The force publishes complaints and gross misconduct investigation outcomes on its external website and information on how the public can attend upcoming misconduct hearings, although these are not well publicised across its workforce.
Areas for improvement
- The force should ensure it complies with all aspects of the current national guidelines for vetting.
- Annually, the force should produce a local counter-corruption strategic assessment and control strategy, to identify risks to the force’s integrity.
- The force should review the capacity and capability of its anti-corruption unit to ensure it can manage its work effectively.
- The force should establish and operate effective processes for identifying and managing individuals at risk of corruption.
To what extent does the force treat its workforce with fairness and respect?
Leicestershire Police has a clear focus on maintaining and improving the wellbeing of its workforce. It has a good understanding of what support the workforce needs and has introduced initiatives to promote and sustain physical, mental and emotional wellbeing, as well as providing services to support staff in times of need.
We found that supervisors across the force have a comprehensive understanding of their wellbeing responsibilities towards staff. This is reflected in high take-up rates across the organisation for the support services that are available to staff.

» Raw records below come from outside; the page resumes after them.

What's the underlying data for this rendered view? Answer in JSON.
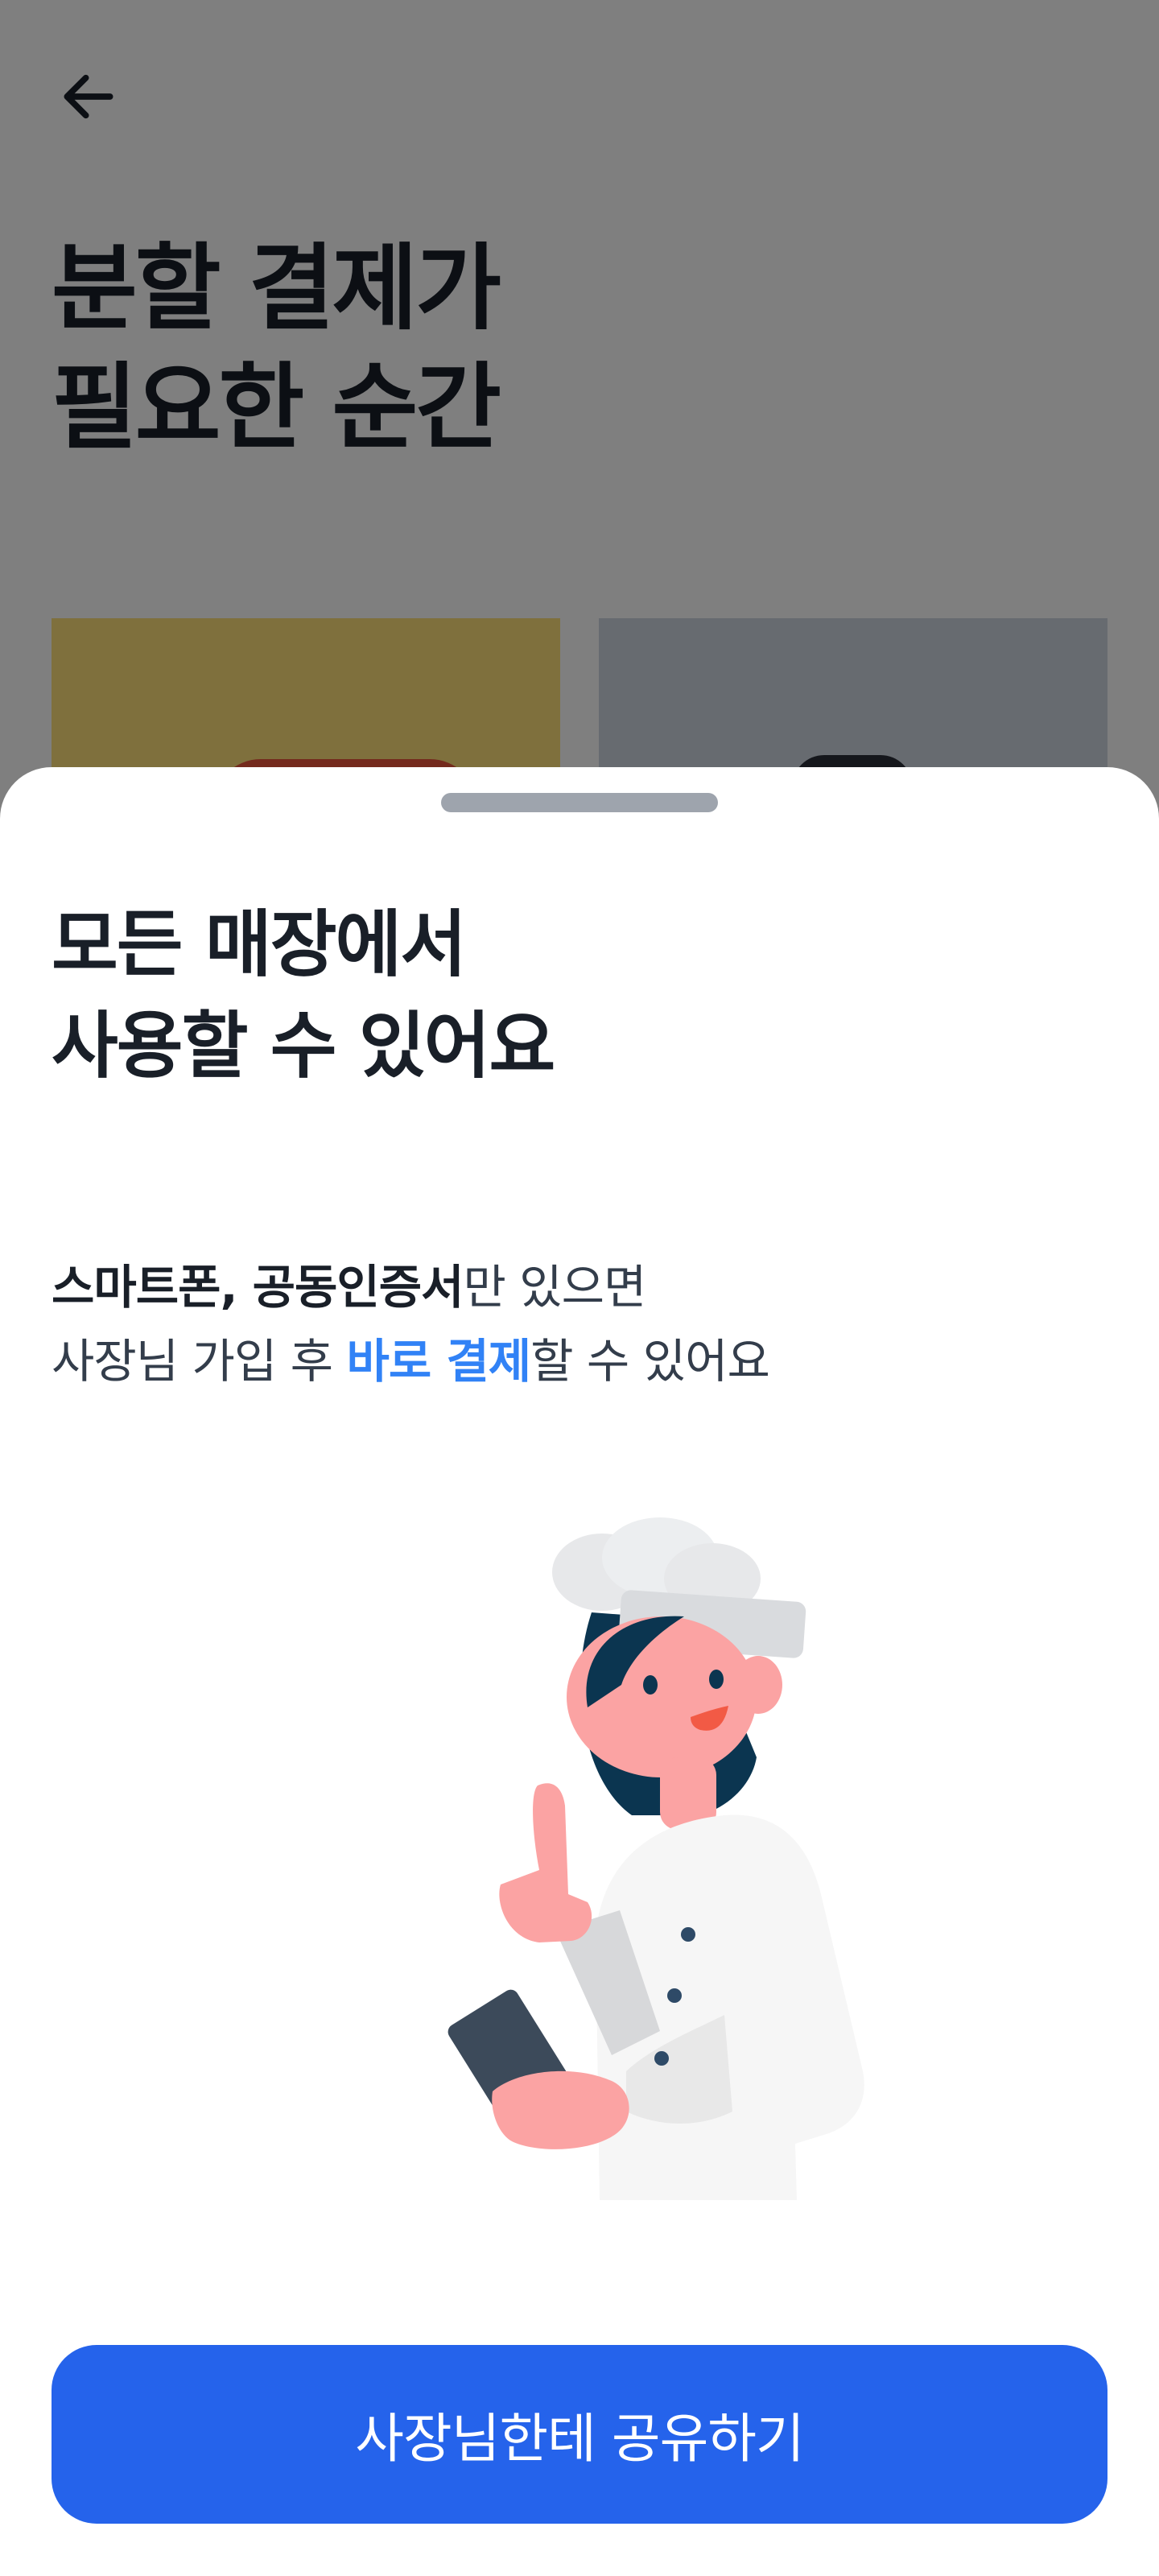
{
  "background_page": {
    "title_line1": "분할 결제가",
    "title_line2": "필요한 순간"
  },
  "sheet": {
    "title_line1": "모든 매장에서",
    "title_line2": "사용할 수 있어요",
    "description": {
      "line1_bold": "스마트폰, 공동인증서",
      "line1_rest": "만 있으면",
      "line2_start": "사장님 가입 후 ",
      "line2_highlight": "바로 결제",
      "line2_end": "할 수 있어요"
    },
    "cta_label": "사장님한테 공유하기"
  },
  "colors": {
    "accent": "#2563eb",
    "highlight": "#3182f6",
    "text_primary": "#191f28",
    "text_secondary": "#333d4b",
    "overlay": "rgba(0,0,0,0.5)"
  },
  "icons": {
    "back": "arrow-left-icon",
    "illustration": "chef-holding-phone-thumbs-up"
  }
}
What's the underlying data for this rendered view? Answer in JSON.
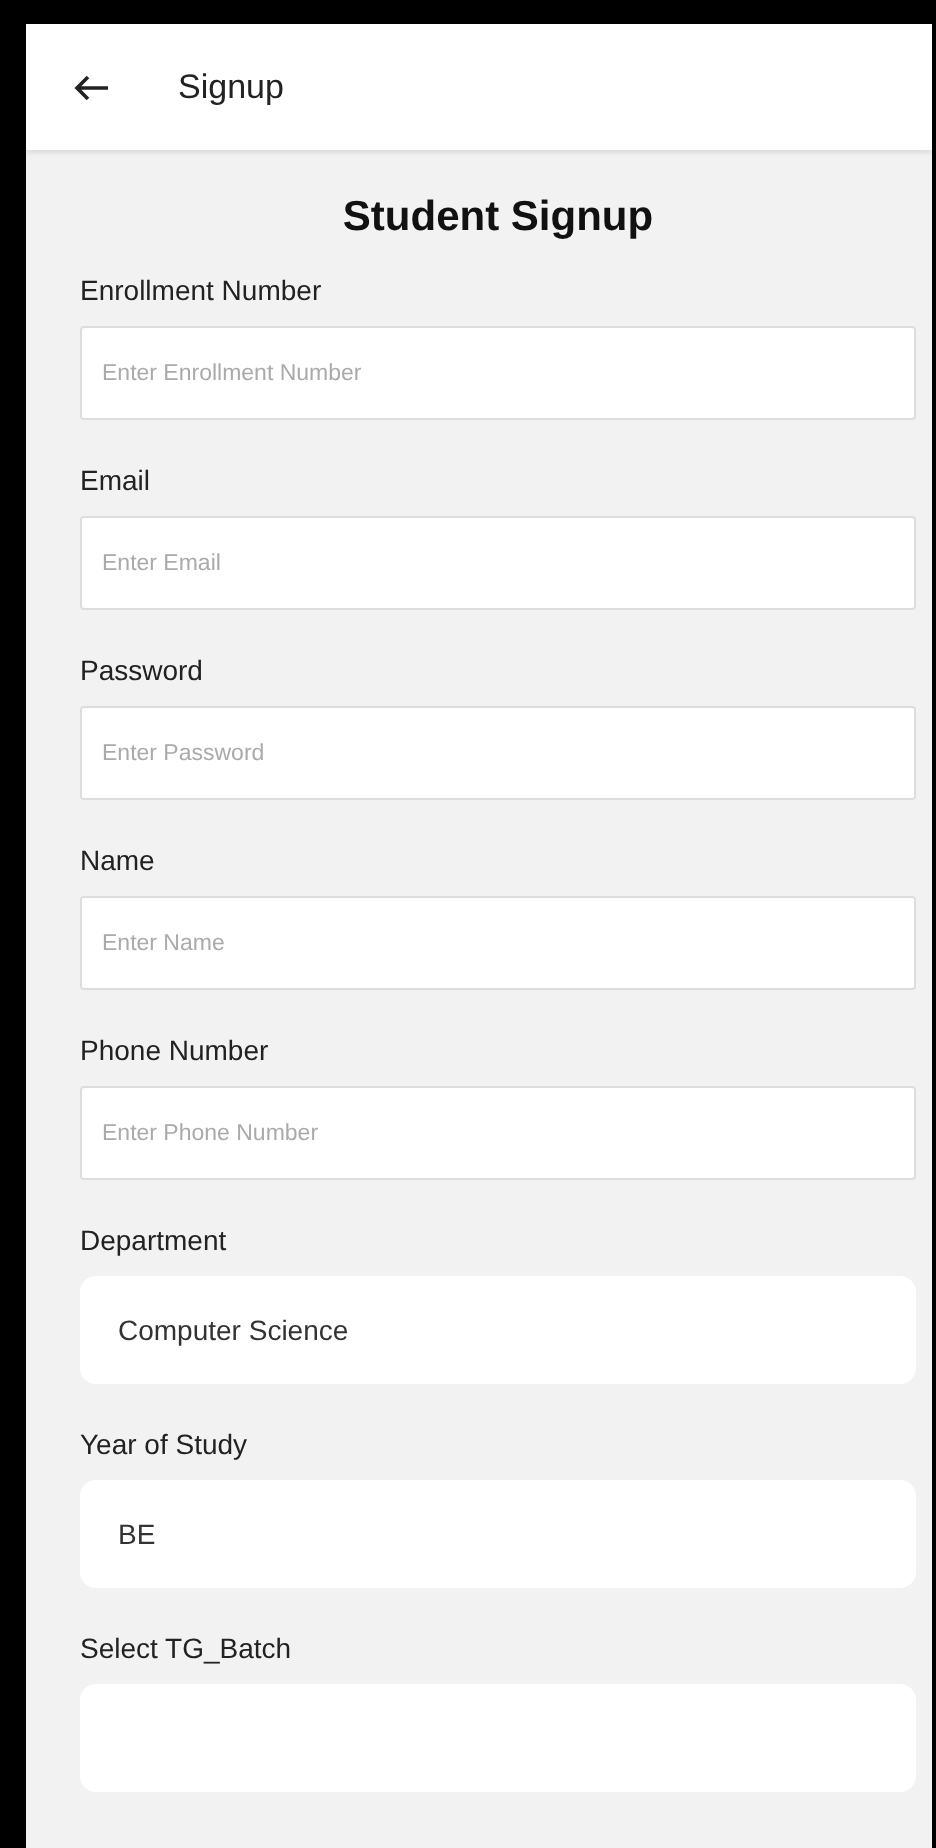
{
  "header": {
    "title": "Signup"
  },
  "form": {
    "title": "Student Signup",
    "fields": [
      {
        "kind": "input",
        "label": "Enrollment Number",
        "placeholder": "Enter Enrollment Number"
      },
      {
        "kind": "input",
        "label": "Email",
        "placeholder": "Enter Email"
      },
      {
        "kind": "input",
        "label": "Password",
        "placeholder": "Enter Password"
      },
      {
        "kind": "input",
        "label": "Name",
        "placeholder": "Enter Name"
      },
      {
        "kind": "input",
        "label": "Phone Number",
        "placeholder": "Enter Phone Number"
      },
      {
        "kind": "picker",
        "label": "Department",
        "value": "Computer Science"
      },
      {
        "kind": "picker",
        "label": "Year of Study",
        "value": "BE"
      },
      {
        "kind": "picker",
        "label": "Select TG_Batch"
      }
    ]
  }
}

The force has taken positive steps by introducing a new performance appraisal system. The new system is intended to record and track personal performance, identify continuous professional development opportunities and provide the basis for managing poor performance.